Daisetsu Teitarō Suzuki photographed by Shigeru Tamura

D.T. Suzuki’s Very American Zen

Zen was a conservative form of Buddhism in Japan that eventually became a way for Americans to find inner peace.
Two women hugging in front of the Eiffel Tower in Paris

When It Comes to Coming Out, Location Matters

Two scholars compared coming out experiences in the U.S. and France. The differences may speak to shifts in everyday life for LGBTQ people.
An altar for Santa Muerte

Who Is Santa Muerte?

The folk saint Santa Muerte might seem mysterious, but her devotees embrace a wide variety of everyday practices.
Paulo Freire in 1963

Paulo Freire’s Pedagogy of the Oppressed at Fifty

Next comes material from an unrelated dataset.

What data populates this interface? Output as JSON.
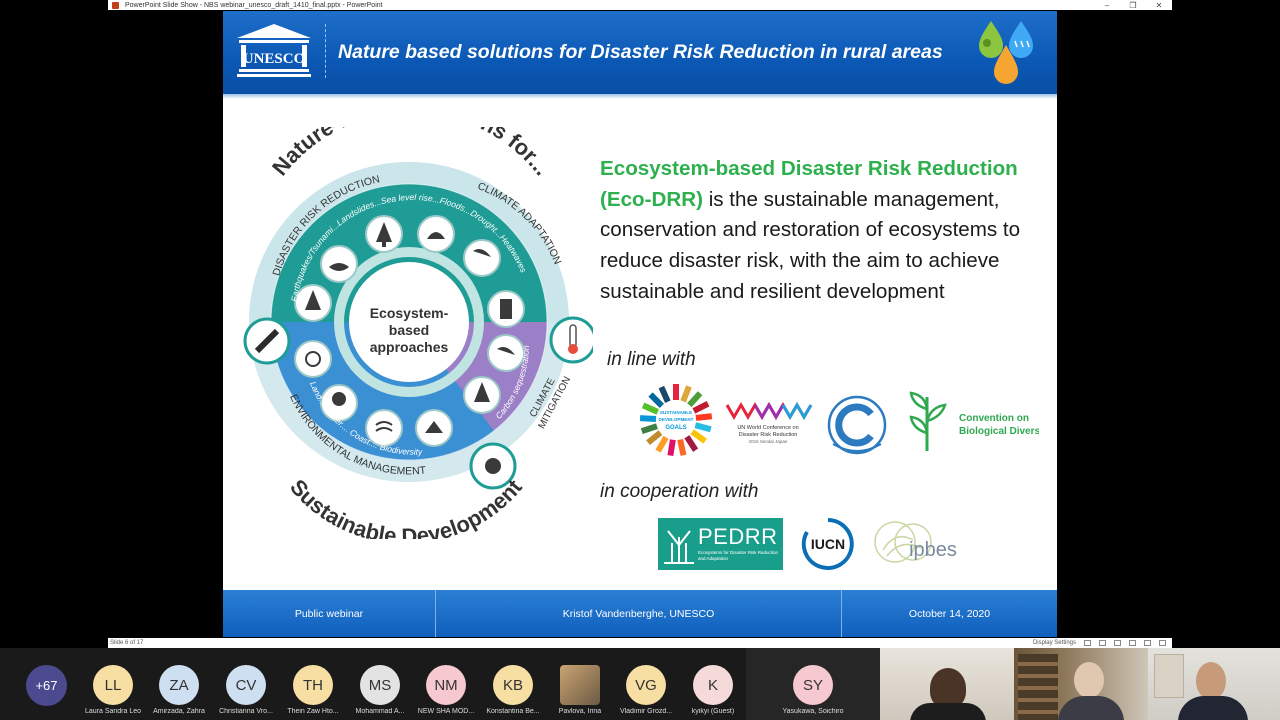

The Brazilian educator Paulo Freire’s book, first published in English 50 years ago, urges viewing students as interlocutors or partners in the learning process.
An advertisement for an American Kitchen Plan-a-Kit

The Midcentury Women Who Played With Dollhouses

How to sell white, middle-class women on suburban domesticity after World War II? Tantalize them with dollhouse-like models of new cabinets.
A man swinging a woman on roller skates, Savoy Ballroom, Chicago, Illinois

The History Behind the Roller Skating Trend

Since its invention in 1743, roller skating has been tied to Black social movements.
A young boy looking bored at his desk in a classroom

Is It Time to Reexamine Grading?

There’s compelling evidence for stronger student work and more meaningful instruction when grades in K-12 education are eliminated or made unrecognizable.
Print shows men and women riding bicycles and tricycles to a fair, 1819

Are Cyclists Reckless Lawbreakers?

Three researchers investigate whether bicyclists deserve their negative reputation.
Dr. Emile Coue, 1923

The Self-Help Mantra That Got Better and Better

Every day, in every way, the pop psychology of Emile Coué conquered 1920s Britain.
Young girl using tablet in homemade fort at home

Screen Time Guilt During the Pandemic?

Consider this: people once thought too much reading was bad for kids.